3 Tips That Will Help You Take Better Photos on Your Next Trip

Flowing Silk
by Eliza Donovan

Everybody loves traveling and discovering new places. The only difference is the extent of our travels – some go to exotic places far away from home whereas others prefer a quiet drive to a nice place that’s not too far away from home. No matter what type of traveler you are, I’m sure we all have one thing in common. We love taking travel photos. Now, it doesn’t really matter whether you use your iPhone camera or carry a dSLR with you. In this article I’ll give you three simple tips that will help you turn snapshots into beautiful photos that deserve to be printed. Read more

The Dos and Don’ts of Family Portraits

family portrait
photo by Ben Earwicker

Family photos, especially family portraits, are among the most popular images on DropShots. As someone who has a lot of relatives, I know how difficult it is to snap a great-looking family portrait. That’s why I’ve decided to post some DOs and DON’Ts of photographing your family. Hopefully, these simple tips will help you create stunning photos.

Family Portrait DOs

1. Make everyone stand/sit closer to each other

We all try to make our family portraits look as real-life as possible. But that doesn’t mean that you can’t “edit” real-life situations. Under normal circumstances, your family members won’t be sitting or standing as close to each other as you’d like for a photo. So don’t be shy to ask your family members to move closer together. This will not only make them fit nicely, but will also fill the portrait with that special family warmth. Read more

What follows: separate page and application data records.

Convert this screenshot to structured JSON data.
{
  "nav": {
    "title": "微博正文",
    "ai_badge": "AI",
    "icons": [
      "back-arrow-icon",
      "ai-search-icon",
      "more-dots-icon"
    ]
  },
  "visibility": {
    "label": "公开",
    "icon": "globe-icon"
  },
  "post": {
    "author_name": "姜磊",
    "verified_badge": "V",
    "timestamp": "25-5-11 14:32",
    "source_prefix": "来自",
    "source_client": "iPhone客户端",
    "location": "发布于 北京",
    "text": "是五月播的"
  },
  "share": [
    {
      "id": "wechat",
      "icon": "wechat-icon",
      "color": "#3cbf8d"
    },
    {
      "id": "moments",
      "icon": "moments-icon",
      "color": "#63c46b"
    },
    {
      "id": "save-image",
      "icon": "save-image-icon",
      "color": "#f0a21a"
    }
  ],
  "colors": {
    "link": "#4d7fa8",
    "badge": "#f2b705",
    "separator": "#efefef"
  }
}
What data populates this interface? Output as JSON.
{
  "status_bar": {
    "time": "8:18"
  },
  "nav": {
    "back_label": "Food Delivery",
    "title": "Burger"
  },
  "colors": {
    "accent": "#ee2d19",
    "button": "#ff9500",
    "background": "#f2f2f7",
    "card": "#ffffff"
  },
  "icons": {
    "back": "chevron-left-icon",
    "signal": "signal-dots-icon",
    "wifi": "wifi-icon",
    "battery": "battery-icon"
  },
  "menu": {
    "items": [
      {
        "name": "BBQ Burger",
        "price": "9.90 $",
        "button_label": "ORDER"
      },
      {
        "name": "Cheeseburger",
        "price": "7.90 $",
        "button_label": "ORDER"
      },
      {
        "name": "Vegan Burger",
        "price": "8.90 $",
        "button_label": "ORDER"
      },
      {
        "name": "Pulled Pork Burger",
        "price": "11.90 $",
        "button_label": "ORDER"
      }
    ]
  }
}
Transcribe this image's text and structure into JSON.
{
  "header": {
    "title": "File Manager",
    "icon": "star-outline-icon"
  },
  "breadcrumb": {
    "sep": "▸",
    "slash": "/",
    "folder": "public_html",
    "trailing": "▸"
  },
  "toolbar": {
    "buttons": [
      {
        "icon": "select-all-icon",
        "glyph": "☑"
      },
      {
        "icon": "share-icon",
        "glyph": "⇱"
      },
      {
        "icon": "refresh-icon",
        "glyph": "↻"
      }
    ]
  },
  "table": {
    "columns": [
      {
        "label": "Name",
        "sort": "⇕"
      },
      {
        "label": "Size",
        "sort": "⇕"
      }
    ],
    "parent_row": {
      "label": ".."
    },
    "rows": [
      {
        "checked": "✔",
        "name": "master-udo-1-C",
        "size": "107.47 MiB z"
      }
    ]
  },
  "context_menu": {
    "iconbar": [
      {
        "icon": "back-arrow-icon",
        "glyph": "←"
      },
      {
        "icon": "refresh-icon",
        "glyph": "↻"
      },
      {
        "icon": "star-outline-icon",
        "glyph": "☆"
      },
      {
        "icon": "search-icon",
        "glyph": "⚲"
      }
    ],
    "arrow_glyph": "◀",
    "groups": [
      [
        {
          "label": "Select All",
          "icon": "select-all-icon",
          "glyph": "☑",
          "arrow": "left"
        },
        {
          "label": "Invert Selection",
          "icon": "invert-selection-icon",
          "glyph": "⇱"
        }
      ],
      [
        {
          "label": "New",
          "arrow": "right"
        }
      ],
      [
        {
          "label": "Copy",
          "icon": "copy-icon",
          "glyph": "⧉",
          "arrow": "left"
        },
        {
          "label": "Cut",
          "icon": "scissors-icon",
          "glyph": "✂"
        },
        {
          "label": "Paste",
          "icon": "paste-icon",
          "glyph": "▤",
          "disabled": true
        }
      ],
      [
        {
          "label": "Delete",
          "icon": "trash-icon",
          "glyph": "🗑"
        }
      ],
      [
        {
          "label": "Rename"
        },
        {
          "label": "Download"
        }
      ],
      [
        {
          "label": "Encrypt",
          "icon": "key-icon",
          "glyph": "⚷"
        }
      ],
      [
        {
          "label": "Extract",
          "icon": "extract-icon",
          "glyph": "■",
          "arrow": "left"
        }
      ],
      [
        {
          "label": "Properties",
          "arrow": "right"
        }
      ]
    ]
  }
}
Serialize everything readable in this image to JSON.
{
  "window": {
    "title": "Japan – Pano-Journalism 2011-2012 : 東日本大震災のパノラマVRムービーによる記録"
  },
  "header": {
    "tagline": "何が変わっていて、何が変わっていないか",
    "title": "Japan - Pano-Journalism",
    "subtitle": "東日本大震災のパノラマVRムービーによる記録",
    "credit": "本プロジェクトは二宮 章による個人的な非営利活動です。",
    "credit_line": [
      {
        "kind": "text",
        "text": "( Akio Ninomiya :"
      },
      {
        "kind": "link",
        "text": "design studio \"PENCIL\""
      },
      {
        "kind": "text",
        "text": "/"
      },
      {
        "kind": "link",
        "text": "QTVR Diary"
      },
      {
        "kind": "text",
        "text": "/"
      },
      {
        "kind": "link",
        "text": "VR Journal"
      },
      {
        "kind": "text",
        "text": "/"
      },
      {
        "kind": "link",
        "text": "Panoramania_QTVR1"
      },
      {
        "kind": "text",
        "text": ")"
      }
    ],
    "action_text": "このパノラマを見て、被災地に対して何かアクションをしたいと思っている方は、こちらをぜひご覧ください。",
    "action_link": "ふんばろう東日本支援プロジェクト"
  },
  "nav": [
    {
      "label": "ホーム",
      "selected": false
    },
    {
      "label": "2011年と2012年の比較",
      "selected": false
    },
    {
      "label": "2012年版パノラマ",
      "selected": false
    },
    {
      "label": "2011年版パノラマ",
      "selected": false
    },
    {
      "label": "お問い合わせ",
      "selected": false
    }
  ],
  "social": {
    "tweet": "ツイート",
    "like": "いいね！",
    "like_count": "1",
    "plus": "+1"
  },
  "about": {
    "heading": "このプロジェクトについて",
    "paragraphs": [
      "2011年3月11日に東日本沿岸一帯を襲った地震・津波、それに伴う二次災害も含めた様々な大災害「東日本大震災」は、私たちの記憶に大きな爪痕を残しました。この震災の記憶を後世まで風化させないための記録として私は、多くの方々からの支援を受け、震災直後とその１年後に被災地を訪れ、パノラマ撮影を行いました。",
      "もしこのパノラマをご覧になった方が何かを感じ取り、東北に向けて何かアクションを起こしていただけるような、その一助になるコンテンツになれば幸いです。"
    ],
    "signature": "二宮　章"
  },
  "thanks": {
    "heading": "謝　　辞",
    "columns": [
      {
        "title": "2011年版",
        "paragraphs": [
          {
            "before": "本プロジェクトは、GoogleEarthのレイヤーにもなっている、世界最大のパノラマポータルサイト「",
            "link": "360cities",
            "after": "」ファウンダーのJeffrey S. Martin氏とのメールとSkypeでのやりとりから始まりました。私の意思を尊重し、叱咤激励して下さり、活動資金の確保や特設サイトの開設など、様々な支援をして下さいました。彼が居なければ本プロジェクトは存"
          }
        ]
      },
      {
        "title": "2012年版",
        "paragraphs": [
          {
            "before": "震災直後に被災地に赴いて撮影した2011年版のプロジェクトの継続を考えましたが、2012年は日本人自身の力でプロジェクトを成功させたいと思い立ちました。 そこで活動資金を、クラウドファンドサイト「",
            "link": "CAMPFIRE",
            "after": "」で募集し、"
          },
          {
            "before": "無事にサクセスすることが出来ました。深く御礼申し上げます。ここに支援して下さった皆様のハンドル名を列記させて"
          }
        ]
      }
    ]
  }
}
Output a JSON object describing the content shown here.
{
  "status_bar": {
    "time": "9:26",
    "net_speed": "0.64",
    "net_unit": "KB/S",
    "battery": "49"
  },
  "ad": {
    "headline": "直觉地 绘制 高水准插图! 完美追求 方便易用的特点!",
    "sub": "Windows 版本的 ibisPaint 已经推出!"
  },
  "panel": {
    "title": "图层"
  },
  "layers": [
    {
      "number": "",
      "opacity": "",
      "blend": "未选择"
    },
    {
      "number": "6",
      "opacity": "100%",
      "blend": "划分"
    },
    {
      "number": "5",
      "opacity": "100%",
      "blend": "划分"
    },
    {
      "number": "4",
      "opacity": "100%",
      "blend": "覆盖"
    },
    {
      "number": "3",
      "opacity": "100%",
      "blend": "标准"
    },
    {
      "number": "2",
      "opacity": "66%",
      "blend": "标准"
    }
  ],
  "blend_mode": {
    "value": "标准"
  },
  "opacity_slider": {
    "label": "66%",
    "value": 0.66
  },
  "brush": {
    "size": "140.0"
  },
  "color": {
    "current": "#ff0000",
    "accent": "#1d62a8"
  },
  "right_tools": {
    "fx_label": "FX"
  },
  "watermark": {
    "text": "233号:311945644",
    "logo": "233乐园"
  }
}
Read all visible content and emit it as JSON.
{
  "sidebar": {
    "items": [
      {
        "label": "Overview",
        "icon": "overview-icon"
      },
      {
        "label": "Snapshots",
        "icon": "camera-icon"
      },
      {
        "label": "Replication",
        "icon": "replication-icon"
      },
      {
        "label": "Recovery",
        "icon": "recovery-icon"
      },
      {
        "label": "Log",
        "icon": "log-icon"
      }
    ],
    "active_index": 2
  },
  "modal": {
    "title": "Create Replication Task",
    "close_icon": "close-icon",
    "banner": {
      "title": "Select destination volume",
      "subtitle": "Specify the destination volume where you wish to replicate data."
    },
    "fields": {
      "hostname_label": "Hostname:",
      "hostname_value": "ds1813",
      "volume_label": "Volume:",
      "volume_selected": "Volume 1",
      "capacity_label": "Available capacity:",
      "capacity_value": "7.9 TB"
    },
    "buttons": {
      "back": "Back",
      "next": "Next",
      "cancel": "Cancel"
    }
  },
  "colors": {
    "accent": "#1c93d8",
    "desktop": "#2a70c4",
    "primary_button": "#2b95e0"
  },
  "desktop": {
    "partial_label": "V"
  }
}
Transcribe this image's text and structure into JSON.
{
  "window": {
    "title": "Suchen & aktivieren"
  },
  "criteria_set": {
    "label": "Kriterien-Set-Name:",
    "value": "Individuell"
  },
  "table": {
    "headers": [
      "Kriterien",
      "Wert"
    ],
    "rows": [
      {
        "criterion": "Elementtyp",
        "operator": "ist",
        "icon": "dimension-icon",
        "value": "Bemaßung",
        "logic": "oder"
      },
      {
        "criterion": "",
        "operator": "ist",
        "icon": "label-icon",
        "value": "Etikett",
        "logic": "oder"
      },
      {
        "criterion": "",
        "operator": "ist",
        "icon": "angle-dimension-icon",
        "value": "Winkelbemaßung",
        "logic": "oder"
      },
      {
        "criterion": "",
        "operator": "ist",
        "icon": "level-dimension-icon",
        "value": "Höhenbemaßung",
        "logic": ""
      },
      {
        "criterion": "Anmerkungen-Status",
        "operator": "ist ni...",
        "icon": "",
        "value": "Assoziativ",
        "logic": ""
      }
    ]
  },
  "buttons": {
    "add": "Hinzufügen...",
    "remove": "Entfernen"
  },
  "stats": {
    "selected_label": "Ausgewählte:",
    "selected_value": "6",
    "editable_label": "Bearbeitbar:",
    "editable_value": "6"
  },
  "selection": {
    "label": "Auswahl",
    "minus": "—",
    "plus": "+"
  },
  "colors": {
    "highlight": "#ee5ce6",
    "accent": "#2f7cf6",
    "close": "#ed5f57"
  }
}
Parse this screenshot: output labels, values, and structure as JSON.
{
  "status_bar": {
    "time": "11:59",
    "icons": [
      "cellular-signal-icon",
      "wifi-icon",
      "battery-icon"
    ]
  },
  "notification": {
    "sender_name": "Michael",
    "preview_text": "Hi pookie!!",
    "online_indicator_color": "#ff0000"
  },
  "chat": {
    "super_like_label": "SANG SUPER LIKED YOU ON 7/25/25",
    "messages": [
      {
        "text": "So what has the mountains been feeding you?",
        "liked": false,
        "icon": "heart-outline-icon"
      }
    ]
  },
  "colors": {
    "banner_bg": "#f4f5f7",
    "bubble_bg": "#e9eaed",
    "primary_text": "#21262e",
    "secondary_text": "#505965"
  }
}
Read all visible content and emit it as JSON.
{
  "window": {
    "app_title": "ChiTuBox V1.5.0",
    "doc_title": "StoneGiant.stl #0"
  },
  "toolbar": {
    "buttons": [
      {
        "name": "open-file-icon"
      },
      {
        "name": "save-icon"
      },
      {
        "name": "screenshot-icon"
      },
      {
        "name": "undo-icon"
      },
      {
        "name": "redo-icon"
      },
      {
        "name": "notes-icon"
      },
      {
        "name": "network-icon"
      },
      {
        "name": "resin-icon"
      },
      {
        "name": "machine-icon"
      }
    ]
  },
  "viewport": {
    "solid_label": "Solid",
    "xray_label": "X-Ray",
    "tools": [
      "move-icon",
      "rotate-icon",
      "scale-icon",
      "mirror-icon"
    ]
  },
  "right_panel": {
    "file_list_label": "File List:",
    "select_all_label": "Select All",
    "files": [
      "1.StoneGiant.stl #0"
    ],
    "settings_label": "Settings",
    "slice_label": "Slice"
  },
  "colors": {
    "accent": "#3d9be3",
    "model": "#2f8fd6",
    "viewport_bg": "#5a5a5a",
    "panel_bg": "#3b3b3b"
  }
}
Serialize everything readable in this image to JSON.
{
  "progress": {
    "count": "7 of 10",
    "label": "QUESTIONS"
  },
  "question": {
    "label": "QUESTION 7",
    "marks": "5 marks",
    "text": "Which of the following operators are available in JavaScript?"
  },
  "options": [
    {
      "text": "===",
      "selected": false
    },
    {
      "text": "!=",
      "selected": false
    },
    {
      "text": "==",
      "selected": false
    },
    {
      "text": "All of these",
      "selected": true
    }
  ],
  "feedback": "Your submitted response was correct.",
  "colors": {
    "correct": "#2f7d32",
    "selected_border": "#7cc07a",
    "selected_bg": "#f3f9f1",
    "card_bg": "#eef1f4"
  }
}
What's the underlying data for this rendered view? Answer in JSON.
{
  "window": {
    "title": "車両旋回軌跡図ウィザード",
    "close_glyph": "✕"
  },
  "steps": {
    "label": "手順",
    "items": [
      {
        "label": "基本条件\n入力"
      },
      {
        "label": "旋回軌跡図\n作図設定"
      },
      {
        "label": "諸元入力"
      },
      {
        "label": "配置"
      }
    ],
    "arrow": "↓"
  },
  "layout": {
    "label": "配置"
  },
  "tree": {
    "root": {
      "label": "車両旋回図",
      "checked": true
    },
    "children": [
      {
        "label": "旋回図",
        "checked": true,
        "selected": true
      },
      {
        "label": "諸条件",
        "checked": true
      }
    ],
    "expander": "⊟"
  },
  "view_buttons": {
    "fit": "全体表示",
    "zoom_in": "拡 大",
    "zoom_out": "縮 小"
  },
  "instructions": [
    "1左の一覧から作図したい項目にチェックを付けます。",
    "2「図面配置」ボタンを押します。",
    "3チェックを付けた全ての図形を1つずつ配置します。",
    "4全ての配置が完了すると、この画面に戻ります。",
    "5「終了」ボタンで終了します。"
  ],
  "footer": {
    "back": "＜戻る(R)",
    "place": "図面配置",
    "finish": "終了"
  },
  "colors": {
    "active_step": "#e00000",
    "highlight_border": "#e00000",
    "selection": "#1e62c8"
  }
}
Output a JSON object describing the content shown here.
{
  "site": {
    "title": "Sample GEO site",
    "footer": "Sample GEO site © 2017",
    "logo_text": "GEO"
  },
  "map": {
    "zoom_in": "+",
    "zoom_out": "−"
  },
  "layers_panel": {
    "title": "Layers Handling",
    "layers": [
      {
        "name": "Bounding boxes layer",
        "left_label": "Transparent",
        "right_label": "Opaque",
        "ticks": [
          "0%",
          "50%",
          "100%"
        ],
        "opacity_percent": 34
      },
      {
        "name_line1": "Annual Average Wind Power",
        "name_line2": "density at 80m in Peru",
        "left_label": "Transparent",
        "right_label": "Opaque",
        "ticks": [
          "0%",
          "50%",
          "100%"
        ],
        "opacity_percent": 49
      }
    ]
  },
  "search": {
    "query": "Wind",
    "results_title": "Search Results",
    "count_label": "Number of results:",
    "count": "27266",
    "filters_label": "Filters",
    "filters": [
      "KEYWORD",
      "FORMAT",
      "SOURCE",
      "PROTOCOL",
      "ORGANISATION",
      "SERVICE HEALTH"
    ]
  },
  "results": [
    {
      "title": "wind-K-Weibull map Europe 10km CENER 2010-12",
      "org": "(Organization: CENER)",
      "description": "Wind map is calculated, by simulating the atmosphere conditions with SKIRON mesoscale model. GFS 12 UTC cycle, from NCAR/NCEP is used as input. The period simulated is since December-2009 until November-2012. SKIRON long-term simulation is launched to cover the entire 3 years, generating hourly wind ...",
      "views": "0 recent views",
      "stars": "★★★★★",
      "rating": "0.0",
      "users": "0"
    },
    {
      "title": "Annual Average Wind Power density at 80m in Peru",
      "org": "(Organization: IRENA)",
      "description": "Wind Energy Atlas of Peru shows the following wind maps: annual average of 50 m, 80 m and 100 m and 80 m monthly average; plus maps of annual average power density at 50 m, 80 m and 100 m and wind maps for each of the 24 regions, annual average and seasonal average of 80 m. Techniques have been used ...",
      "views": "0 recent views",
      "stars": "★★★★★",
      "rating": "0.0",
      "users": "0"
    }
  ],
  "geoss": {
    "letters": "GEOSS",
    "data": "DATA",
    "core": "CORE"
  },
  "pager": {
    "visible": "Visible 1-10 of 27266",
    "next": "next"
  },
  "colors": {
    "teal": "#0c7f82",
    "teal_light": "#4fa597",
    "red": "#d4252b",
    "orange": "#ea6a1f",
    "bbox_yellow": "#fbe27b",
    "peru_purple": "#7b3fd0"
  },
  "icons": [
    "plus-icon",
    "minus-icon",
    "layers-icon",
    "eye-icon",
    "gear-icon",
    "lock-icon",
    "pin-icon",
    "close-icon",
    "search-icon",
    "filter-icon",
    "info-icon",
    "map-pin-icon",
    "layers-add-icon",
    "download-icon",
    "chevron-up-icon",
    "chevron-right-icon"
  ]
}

How to Shoot Great Photos with Your Pocket Camera

Waiting fishing boats
by Eliza Donovan, taken with Samsung ST88

Sooner or later all amateur photographers start thinking about getting a dSLR because they think that it’s impossible to shoot great pictures with their pocket or mobile cameras. Yes, dSLRs are great. But this doesn’t mean that you have to go and get one (and spend hundreds on dollars on it). You can take amazing photos with a cheap camera, especially if you follow these simple tips.

1. Use the Built-in Scene Modes

Most point-and-shoot cameras and even mobile cameras have scene modes for shooting landscapes, portraits, sports events (read fast moving subjects) close-up shots, sunsets and so on. My suggestion is that you take advantage of all these modes and don’t always stick to Auto. True, Auto usually produces very decent results, but often it makes a total mess of your photos. That’s because unlike you, your camera doesn’t know that you are trying to photograph a beautiful flower with a bee in it or a racing motorbike. Your camera only sees bits of light and it’s trying to make the best guess. The scene modes actually tell your camera what sort of exposure, shutter speed and aperture you are most likely to need. The scene modes make your camera a bit more clever and help it choose the right settings. And that can make a real difference. Read more

5 Tips for Shooting Great Portraits

Family in a park
by Ben Earwicker

What sort of photos do you post on DropShots? Landscapes, photos from your travels, flowers and macro, or people? My guess is that you have lots of photos with people in them. It’s not a secret that it’s really hard to take beautiful photos of people, especially if you are not a professional photographer. That’s why we thought we’d post five tips for shooting great portraits and share them with all DropShots users.

1. Make everything simple

The first rule for taking great and realistic portraits is to not overcomplicate everything. Don’t try to be clever and let the subjects work for you in the most natural surrounding. Try to take photos of people with using natural light, level backgrounds and avoid things like horizon lines running through people’s heads. Remember that the people you are taking the photo of are the subject and not the details that surround them. Read more